blog | 3 min read

The Perils of Third-Party Data

January 3, 2020

Teal datawave pattern

In a perfect world, we marketers would know everything there is to know about our customers. Name, age, contact information, preferences, purchase intent, and more.

The majority of that information can be captured from our own first-party data sources. However, there are often some missing pieces, especially early on in a customer relationship. In a desire to fill those gaps, marketers have long been seduced by the promises of 3rd-party data. It seems like the perfect solution: pay some money, reach the right people, sell more products. And while there’s a time and a place for a balanced approach to using 3rd-party data, there are some critical drawbacks. Here we discuss the top three.

1. It’s Inaccurate

Have you ever looked up one of your own 3rd-party data profiles? Mine says I’m both a “female head of household” and a “male head of household”. It also thinks I’m single and married. Under interests it claims I’m shopping for a new car. I’m not. It also listed my net worth as every value between $25,000 and $999,999. How’s that for accurate targeting?

How does this inaccuracy impact your return on ad spend (ROAS)? It’s massively lower because you’re paying to target people who aren’t actually the people you think they are. Instead, if you use your first party data (which is infinitely more accurate), and apply lookalike modeling to reach new target customers, you’ll see huge lift.

2. It’s Shared

This one is simple: if you can buy access to 3rd-party data, so can your competitors and everyone else. If you’re a car company trying to reach luxury shoppers with ads for luxury vehicles, other luxury car companies are doing the exact same thing. It’s not a competitive advantage if everyone’s doing it.


The only way you’ve missed GDPR is if you’ve been hiking the PCT Cheryl Strayed-style for at least a year. For the rest of you, this one’s obvious. Governing bodies like the EU are cracking down on non-consent based marketing practices. 3rd-party data is shadiest realm of consumer data usage. This may be a bark-is-worse-than-its-bite scenario, or it could be just the tip of the iceberg. No matter which analogy comes true, big investments in 3rd-party data aren’t safe bets in the short or the long term.

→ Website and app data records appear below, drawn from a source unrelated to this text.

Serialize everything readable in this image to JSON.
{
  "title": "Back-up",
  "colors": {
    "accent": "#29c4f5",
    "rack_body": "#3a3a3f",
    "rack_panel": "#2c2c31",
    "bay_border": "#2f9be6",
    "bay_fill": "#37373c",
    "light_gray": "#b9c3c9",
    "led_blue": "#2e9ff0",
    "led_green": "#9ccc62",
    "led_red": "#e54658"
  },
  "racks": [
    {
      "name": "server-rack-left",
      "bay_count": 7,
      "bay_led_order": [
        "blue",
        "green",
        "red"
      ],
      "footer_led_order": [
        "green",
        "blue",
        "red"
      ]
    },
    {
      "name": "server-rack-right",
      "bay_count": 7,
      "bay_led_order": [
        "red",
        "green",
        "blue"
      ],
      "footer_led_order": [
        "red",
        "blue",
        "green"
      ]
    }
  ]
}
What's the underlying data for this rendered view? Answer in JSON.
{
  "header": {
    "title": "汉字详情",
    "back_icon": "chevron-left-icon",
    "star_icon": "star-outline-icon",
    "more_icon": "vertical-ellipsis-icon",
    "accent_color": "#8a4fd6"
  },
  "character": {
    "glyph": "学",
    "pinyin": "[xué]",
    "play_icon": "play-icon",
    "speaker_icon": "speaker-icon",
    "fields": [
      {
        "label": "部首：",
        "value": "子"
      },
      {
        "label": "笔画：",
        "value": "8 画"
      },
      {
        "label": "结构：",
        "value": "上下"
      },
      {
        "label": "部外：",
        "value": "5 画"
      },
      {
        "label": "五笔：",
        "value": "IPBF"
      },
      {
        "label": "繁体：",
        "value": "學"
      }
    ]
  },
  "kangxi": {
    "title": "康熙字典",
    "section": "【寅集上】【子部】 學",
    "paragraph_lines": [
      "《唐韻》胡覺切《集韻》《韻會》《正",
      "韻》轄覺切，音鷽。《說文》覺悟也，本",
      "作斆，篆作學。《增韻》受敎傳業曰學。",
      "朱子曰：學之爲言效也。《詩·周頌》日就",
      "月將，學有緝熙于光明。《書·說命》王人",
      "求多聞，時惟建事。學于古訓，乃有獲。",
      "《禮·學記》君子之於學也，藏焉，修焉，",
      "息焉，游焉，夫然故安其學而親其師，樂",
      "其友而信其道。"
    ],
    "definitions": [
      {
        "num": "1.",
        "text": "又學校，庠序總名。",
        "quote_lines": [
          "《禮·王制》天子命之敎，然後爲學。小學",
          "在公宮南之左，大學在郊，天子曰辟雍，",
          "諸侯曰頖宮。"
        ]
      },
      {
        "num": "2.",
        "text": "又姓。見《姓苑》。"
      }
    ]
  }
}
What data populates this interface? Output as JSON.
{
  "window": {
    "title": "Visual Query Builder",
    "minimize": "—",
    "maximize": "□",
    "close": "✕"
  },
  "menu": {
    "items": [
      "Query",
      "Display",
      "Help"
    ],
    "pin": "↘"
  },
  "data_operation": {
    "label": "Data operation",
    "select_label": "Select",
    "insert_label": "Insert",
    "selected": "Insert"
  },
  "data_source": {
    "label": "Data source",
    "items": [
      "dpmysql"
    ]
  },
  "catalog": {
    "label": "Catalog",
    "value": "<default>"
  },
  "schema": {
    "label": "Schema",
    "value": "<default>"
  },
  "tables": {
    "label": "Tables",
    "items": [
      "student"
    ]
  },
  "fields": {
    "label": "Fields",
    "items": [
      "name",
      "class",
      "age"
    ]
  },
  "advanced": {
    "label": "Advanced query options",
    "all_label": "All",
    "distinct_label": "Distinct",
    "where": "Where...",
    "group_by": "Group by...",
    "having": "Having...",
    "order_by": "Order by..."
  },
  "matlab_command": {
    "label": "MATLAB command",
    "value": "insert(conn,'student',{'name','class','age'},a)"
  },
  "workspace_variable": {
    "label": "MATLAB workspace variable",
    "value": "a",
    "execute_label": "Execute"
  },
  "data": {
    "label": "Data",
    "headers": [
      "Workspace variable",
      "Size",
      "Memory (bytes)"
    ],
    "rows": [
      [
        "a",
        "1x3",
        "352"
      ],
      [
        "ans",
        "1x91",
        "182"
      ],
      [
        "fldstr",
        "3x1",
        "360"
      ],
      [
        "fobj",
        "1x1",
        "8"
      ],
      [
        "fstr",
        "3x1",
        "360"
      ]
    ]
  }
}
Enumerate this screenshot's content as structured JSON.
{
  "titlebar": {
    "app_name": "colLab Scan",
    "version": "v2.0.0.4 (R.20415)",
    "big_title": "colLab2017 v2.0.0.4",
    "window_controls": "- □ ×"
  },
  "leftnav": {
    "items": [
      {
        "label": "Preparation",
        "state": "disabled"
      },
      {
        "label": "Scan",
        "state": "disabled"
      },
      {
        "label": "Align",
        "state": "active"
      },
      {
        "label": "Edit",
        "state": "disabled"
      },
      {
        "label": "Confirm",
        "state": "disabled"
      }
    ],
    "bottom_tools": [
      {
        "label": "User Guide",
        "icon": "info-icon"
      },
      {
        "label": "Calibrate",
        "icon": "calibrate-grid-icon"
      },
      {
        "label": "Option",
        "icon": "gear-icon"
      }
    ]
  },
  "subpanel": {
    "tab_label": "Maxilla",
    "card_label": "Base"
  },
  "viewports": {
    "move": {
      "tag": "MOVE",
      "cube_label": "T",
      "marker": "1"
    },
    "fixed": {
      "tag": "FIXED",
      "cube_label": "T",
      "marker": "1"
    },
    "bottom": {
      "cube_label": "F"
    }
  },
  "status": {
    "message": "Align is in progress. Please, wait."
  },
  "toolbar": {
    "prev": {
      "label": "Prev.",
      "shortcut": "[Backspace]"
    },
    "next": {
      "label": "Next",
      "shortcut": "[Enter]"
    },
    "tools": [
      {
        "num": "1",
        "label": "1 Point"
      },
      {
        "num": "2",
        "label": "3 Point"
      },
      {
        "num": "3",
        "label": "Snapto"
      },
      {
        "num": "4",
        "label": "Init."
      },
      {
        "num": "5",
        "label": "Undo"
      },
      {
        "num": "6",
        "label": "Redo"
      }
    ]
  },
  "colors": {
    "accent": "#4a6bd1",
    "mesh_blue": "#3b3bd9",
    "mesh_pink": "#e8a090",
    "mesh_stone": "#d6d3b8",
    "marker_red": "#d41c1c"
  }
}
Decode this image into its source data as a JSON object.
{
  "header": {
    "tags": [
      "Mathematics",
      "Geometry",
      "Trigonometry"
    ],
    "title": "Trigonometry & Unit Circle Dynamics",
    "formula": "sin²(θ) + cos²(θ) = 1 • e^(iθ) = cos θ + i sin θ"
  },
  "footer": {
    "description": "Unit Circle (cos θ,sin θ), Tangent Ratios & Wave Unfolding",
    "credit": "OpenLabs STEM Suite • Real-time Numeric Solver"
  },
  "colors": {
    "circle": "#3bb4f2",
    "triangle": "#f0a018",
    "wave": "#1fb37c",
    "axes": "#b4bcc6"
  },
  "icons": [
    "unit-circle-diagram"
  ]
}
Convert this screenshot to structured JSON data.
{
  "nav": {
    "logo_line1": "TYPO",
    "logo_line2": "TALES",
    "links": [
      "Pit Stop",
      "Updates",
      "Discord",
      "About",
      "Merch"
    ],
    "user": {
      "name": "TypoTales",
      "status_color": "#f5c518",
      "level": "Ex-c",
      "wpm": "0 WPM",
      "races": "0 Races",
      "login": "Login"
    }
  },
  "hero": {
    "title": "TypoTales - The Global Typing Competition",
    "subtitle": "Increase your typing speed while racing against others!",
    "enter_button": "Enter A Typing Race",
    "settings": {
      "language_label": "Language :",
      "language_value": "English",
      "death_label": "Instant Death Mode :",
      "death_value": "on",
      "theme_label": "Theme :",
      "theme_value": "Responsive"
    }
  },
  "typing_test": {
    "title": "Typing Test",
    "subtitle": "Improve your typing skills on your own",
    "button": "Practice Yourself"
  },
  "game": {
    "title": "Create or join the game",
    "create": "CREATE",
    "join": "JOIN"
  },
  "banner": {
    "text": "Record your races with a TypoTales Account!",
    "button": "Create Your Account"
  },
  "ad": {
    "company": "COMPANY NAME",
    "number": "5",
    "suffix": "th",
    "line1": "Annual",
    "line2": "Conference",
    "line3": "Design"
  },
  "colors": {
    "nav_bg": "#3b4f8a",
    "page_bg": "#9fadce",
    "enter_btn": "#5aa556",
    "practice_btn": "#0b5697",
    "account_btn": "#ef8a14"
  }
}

So what should brand does about it? Investing in first party data is the clear answer. Gather more, connect more, and use more of your known customer data. To dive deeper, read this AdWeek article written by Amperity Co-Founder and CEO, Kabir Shahani: It’s Time to Stop Relying on Third-Party Data and Prioritize Consent-Based Marketing